Bangarra Dance Theatre
Playhouse, The Arts Centre, Melbourne
September 16, 2011
For the past 20 years, Bangarra's artistic director Stephen Page has led the company from strength to strength, creating powerful dance theatre while encouraging the emergence of other choreographic voices.
One of those choreographers is Elma Kris, creator of About, the first piece in this program. An embodiment of the four winds of the Torres Strait Islands, Kris' ancestral home, the work fuses modern dance moves with occasional glimpses of traditional shapes or gestures.
Unfortunately, the movement lacks dynamic variation and choreographic complexity, and despite assured dancing and an attractive set design (by Jacob Nash), the ancestral stories are lost beneath the glossy surface.
Page’s latest work, ID, is an accomplished, occasionally shocking exploration of what makes up the identity of indigenous Australians today.
It begins with a filmed sequence of an older aboriginal woman and the dancers, who step out of the video and onto the stage.
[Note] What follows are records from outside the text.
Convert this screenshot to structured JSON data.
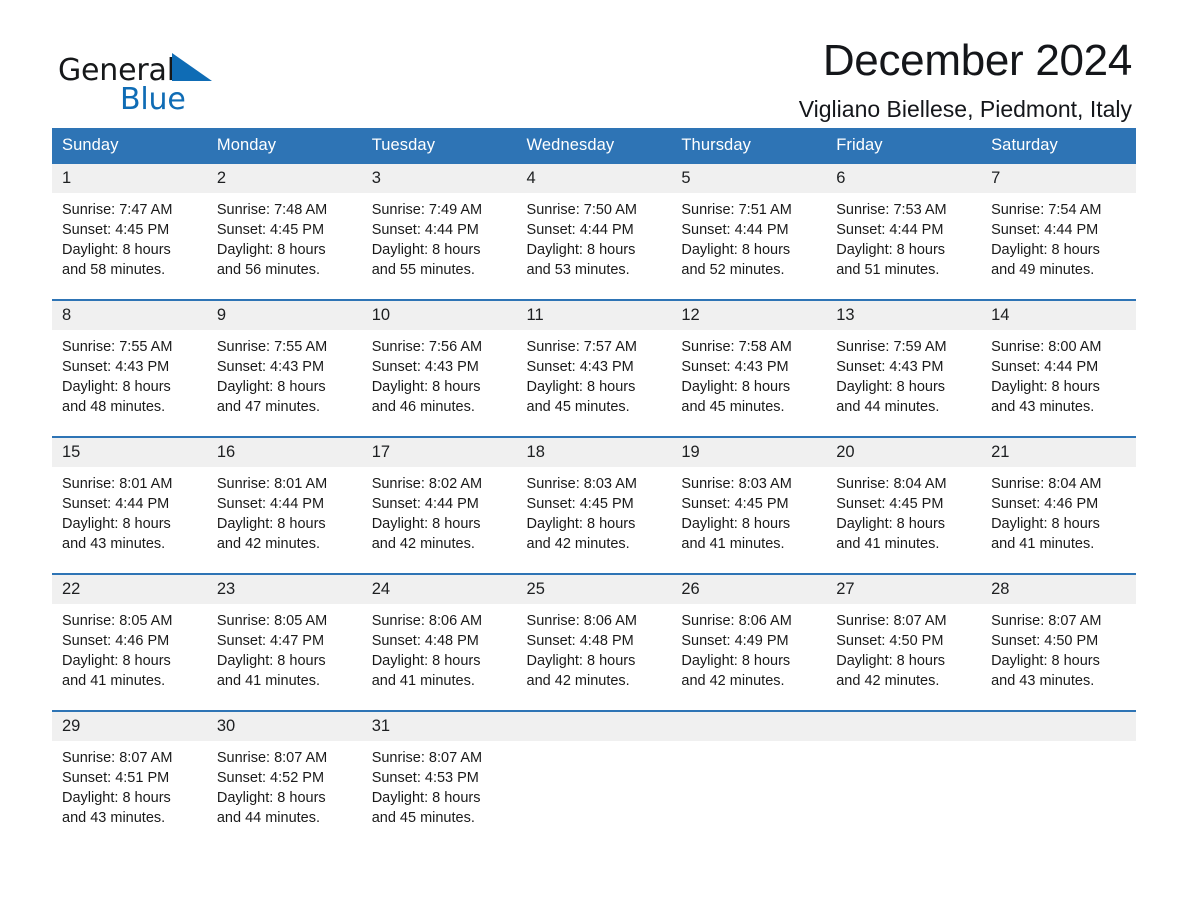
{
  "brand": {
    "name_part1": "General",
    "name_part2": "Blue"
  },
  "header": {
    "month_title": "December 2024",
    "location": "Vigliano Biellese, Piedmont, Italy"
  },
  "colors": {
    "header_blue": "#2e74b5",
    "brand_blue": "#0f6cb5",
    "daynum_strip": "#f0f0f0",
    "text": "#1a1a1a"
  },
  "calendar": {
    "weekday_headers": [
      "Sunday",
      "Monday",
      "Tuesday",
      "Wednesday",
      "Thursday",
      "Friday",
      "Saturday"
    ],
    "weeks": [
      [
        {
          "day": "1",
          "sunrise": "Sunrise: 7:47 AM",
          "sunset": "Sunset: 4:45 PM",
          "daylight_line1": "Daylight: 8 hours",
          "daylight_line2": "and 58 minutes."
        },
        {
          "day": "2",
          "sunrise": "Sunrise: 7:48 AM",
          "sunset": "Sunset: 4:45 PM",
          "daylight_line1": "Daylight: 8 hours",
          "daylight_line2": "and 56 minutes."
        },
        {
          "day": "3",
          "sunrise": "Sunrise: 7:49 AM",
          "sunset": "Sunset: 4:44 PM",
          "daylight_line1": "Daylight: 8 hours",
          "daylight_line2": "and 55 minutes."
        },
        {
          "day": "4",
          "sunrise": "Sunrise: 7:50 AM",
          "sunset": "Sunset: 4:44 PM",
          "daylight_line1": "Daylight: 8 hours",
          "daylight_line2": "and 53 minutes."
        },
        {
          "day": "5",
          "sunrise": "Sunrise: 7:51 AM",
          "sunset": "Sunset: 4:44 PM",
          "daylight_line1": "Daylight: 8 hours",
          "daylight_line2": "and 52 minutes."
        },
        {
          "day": "6",
          "sunrise": "Sunrise: 7:53 AM",
          "sunset": "Sunset: 4:44 PM",
          "daylight_line1": "Daylight: 8 hours",
          "daylight_line2": "and 51 minutes."
        },
        {
          "day": "7",
          "sunrise": "Sunrise: 7:54 AM",
          "sunset": "Sunset: 4:44 PM",
          "daylight_line1": "Daylight: 8 hours",
          "daylight_line2": "and 49 minutes."
        }
      ],
      [
        {
          "day": "8",
          "sunrise": "Sunrise: 7:55 AM",
          "sunset": "Sunset: 4:43 PM",
          "daylight_line1": "Daylight: 8 hours",
          "daylight_line2": "and 48 minutes."
        },
        {
          "day": "9",
          "sunrise": "Sunrise: 7:55 AM",
          "sunset": "Sunset: 4:43 PM",
          "daylight_line1": "Daylight: 8 hours",
          "daylight_line2": "and 47 minutes."
        },
        {
          "day": "10",
          "sunrise": "Sunrise: 7:56 AM",
          "sunset": "Sunset: 4:43 PM",
          "daylight_line1": "Daylight: 8 hours",
          "daylight_line2": "and 46 minutes."
        },
        {
          "day": "11",
          "sunrise": "Sunrise: 7:57 AM",
          "sunset": "Sunset: 4:43 PM",
          "daylight_line1": "Daylight: 8 hours",
          "daylight_line2": "and 45 minutes."
        },
        {
          "day": "12",
          "sunrise": "Sunrise: 7:58 AM",
          "sunset": "Sunset: 4:43 PM",
          "daylight_line1": "Daylight: 8 hours",
          "daylight_line2": "and 45 minutes."
        },
        {
          "day": "13",
          "sunrise": "Sunrise: 7:59 AM",
          "sunset": "Sunset: 4:43 PM",
          "daylight_line1": "Daylight: 8 hours",
          "daylight_line2": "and 44 minutes."
        },
        {
          "day": "14",
          "sunrise": "Sunrise: 8:00 AM",
          "sunset": "Sunset: 4:44 PM",
          "daylight_line1": "Daylight: 8 hours",
          "daylight_line2": "and 43 minutes."
        }
      ],
      [
        {
          "day": "15",
          "sunrise": "Sunrise: 8:01 AM",
          "sunset": "Sunset: 4:44 PM",
          "daylight_line1": "Daylight: 8 hours",
          "daylight_line2": "and 43 minutes."
        },
        {
          "day": "16",
          "sunrise": "Sunrise: 8:01 AM",
          "sunset": "Sunset: 4:44 PM",
          "daylight_line1": "Daylight: 8 hours",
          "daylight_line2": "and 42 minutes."
        },
        {
          "day": "17",
          "sunrise": "Sunrise: 8:02 AM",
          "sunset": "Sunset: 4:44 PM",
          "daylight_line1": "Daylight: 8 hours",
          "daylight_line2": "and 42 minutes."
        },
        {
          "day": "18",
          "sunrise": "Sunrise: 8:03 AM",
          "sunset": "Sunset: 4:45 PM",
          "daylight_line1": "Daylight: 8 hours",
          "daylight_line2": "and 42 minutes."
        },
        {
          "day": "19",
          "sunrise": "Sunrise: 8:03 AM",
          "sunset": "Sunset: 4:45 PM",
          "daylight_line1": "Daylight: 8 hours",
          "daylight_line2": "and 41 minutes."
        },
        {
          "day": "20",
          "sunrise": "Sunrise: 8:04 AM",
          "sunset": "Sunset: 4:45 PM",
          "daylight_line1": "Daylight: 8 hours",
          "daylight_line2": "and 41 minutes."
        },
        {
          "day": "21",
          "sunrise": "Sunrise: 8:04 AM",
          "sunset": "Sunset: 4:46 PM",
          "daylight_line1": "Daylight: 8 hours",
          "daylight_line2": "and 41 minutes."
        }
      ],
      [
        {
          "day": "22",
          "sunrise": "Sunrise: 8:05 AM",
          "sunset": "Sunset: 4:46 PM",
          "daylight_line1": "Daylight: 8 hours",
          "daylight_line2": "and 41 minutes."
        },
        {
          "day": "23",
          "sunrise": "Sunrise: 8:05 AM",
          "sunset": "Sunset: 4:47 PM",
          "daylight_line1": "Daylight: 8 hours",
          "daylight_line2": "and 41 minutes."
        },
        {
          "day": "24",
          "sunrise": "Sunrise: 8:06 AM",
          "sunset": "Sunset: 4:48 PM",
          "daylight_line1": "Daylight: 8 hours",
          "daylight_line2": "and 41 minutes."
        },
        {
          "day": "25",
          "sunrise": "Sunrise: 8:06 AM",
          "sunset": "Sunset: 4:48 PM",
          "daylight_line1": "Daylight: 8 hours",
          "daylight_line2": "and 42 minutes."
        },
        {
          "day": "26",
          "sunrise": "Sunrise: 8:06 AM",
          "sunset": "Sunset: 4:49 PM",
          "daylight_line1": "Daylight: 8 hours",
          "daylight_line2": "and 42 minutes."
        },
        {
          "day": "27",
          "sunrise": "Sunrise: 8:07 AM",
          "sunset": "Sunset: 4:50 PM",
          "daylight_line1": "Daylight: 8 hours",
          "daylight_line2": "and 42 minutes."
        },
        {
          "day": "28",
          "sunrise": "Sunrise: 8:07 AM",
          "sunset": "Sunset: 4:50 PM",
          "daylight_line1": "Daylight: 8 hours",
          "daylight_line2": "and 43 minutes."
        }
      ],
      [
        {
          "day": "29",
          "sunrise": "Sunrise: 8:07 AM",
          "sunset": "Sunset: 4:51 PM",
          "daylight_line1": "Daylight: 8 hours",
          "daylight_line2": "and 43 minutes."
        },
        {
          "day": "30",
          "sunrise": "Sunrise: 8:07 AM",
          "sunset": "Sunset: 4:52 PM",
          "daylight_line1": "Daylight: 8 hours",
          "daylight_line2": "and 44 minutes."
        },
        {
          "day": "31",
          "sunrise": "Sunrise: 8:07 AM",
          "sunset": "Sunset: 4:53 PM",
          "daylight_line1": "Daylight: 8 hours",
          "daylight_line2": "and 45 minutes."
        },
        {
          "day": "",
          "sunrise": "",
          "sunset": "",
          "daylight_line1": "",
          "daylight_line2": ""
        },
        {
          "day": "",
          "sunrise": "",
          "sunset": "",
          "daylight_line1": "",
          "daylight_line2": ""
        },
        {
          "day": "",
          "sunrise": "",
          "sunset": "",
          "daylight_line1": "",
          "daylight_line2": ""
        },
        {
          "day": "",
          "sunrise": "",
          "sunset": "",
          "daylight_line1": "",
          "daylight_line2": ""
        }
      ]
    ]
  }
}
A solo by Daniel Riley McKinley is particularly striking, with sharply isolated wrist to head gestures contrasted against expansive, elastic moves.
Graphic images of a corpse being dismembered and death in custody remind us of the grisly past and present of relations with white Australia, though the violence is balanced by the beauty of totemic dance featuring a fabulously lit set of hollow gum trees.
Snaking through time under the steady gaze of a painted elder, family and culture continue on, represented by the traditional tap-step of the hunched dancers.
ID barely diverges from Page's established style, but it’s no less enjoyable for that.
Originally published in The Age newspaper